Look through the data below and count each line where the word "Shape" appears. Reply with the count alone.
── DATA TO EXAMINE
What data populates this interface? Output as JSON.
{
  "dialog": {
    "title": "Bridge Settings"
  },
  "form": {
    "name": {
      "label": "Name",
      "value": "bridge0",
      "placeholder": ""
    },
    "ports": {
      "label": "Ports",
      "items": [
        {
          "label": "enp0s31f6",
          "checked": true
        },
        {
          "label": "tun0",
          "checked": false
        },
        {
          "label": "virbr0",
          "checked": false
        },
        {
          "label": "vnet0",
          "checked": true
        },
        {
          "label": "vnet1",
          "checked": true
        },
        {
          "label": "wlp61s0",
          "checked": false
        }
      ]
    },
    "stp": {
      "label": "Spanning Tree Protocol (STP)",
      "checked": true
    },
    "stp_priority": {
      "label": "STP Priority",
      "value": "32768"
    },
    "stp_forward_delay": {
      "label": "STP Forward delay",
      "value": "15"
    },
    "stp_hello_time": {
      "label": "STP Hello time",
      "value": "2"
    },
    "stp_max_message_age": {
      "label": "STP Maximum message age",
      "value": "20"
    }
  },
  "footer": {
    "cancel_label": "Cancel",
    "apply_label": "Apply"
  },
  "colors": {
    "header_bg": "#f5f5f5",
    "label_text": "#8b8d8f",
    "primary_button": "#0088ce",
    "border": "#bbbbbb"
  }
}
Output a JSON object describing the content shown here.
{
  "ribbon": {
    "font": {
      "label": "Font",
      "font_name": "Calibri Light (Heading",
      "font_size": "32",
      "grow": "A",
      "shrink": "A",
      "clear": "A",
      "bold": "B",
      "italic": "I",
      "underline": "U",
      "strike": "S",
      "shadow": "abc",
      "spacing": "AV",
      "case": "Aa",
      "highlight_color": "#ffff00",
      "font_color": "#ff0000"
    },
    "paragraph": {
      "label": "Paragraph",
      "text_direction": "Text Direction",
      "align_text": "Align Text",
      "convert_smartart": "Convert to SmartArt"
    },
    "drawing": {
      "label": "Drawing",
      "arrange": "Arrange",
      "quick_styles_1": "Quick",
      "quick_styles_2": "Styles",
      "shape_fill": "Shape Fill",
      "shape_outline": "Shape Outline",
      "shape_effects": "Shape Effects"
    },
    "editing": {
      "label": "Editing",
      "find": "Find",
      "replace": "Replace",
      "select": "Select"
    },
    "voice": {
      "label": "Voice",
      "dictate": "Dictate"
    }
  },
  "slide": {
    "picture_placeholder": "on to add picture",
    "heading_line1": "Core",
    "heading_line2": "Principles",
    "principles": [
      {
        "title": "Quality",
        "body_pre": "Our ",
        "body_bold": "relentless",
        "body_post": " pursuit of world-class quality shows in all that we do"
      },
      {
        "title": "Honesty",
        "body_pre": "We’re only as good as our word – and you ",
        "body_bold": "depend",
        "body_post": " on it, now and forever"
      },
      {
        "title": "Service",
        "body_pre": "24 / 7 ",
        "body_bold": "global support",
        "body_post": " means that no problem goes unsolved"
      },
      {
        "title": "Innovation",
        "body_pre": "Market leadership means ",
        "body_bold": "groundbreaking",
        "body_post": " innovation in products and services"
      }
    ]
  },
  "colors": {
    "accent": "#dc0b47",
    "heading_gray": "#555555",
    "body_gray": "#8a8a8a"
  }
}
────
SOLUTION TO THIS TASK:
3